Task requirements » The entries are to be output word for word, with the pictures omitted.

---+---

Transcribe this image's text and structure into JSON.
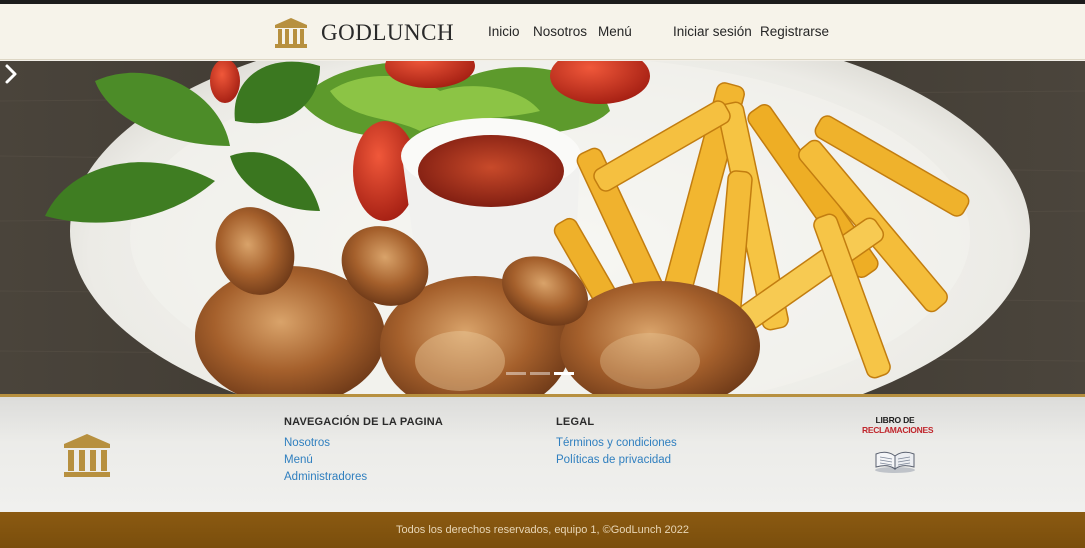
{
  "brand": {
    "name": "GODLUNCH",
    "logo_icon": "column-temple-icon"
  },
  "nav": {
    "inicio": "Inicio",
    "nosotros": "Nosotros",
    "menu": "Menú",
    "login": "Iniciar sesión",
    "register": "Registrarse"
  },
  "hero": {
    "image": "chicken-fries-plate-image",
    "next_icon": "chevron-right-icon",
    "slides": 3,
    "active_slide": 3
  },
  "footer": {
    "nav_title": "NAVEGACIÓN DE LA PAGINA",
    "nav_links": [
      "Nosotros",
      "Menú",
      "Administradores"
    ],
    "legal_title": "LEGAL",
    "legal_links": [
      "Términos y condiciones",
      "Políticas de privacidad"
    ],
    "libro_line1": "LIBRO DE",
    "libro_line2": "RECLAMACIONES",
    "copyright": "Todos los derechos reservados, equipo 1, ©GodLunch 2022"
  },
  "colors": {
    "accent_gold": "#b7903f",
    "link_blue": "#2f7fbf",
    "footer_bar": "#7a4e0c",
    "reclamaciones_red": "#c0262c"
  }
}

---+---

Answer »
Transcribe this image's text and structure into JSON.
{
  "brand": {
    "name": "GODLUNCH",
    "logo_icon": "column-temple-icon"
  },
  "nav": {
    "inicio": "Inicio",
    "nosotros": "Nosotros",
    "menu": "Menú",
    "login": "Iniciar sesión",
    "register": "Registrarse"
  },
  "hero": {
    "image": "chicken-fries-plate-image",
    "next_icon": "chevron-right-icon",
    "slides": 3,
    "active_slide": 3
  },
  "footer": {
    "nav_title": "NAVEGACIÓN DE LA PAGINA",
    "nav_links": [
      "Nosotros",
      "Menú",
      "Administradores"
    ],
    "legal_title": "LEGAL",
    "legal_links": [
      "Términos y condiciones",
      "Políticas de privacidad"
    ],
    "libro_line1": "LIBRO DE",
    "libro_line2": "RECLAMACIONES",
    "copyright": "Todos los derechos reservados, equipo 1, ©GodLunch 2022"
  },
  "colors": {
    "accent_gold": "#b7903f",
    "link_blue": "#2f7fbf",
    "footer_bar": "#7a4e0c",
    "reclamaciones_red": "#c0262c"
  }
}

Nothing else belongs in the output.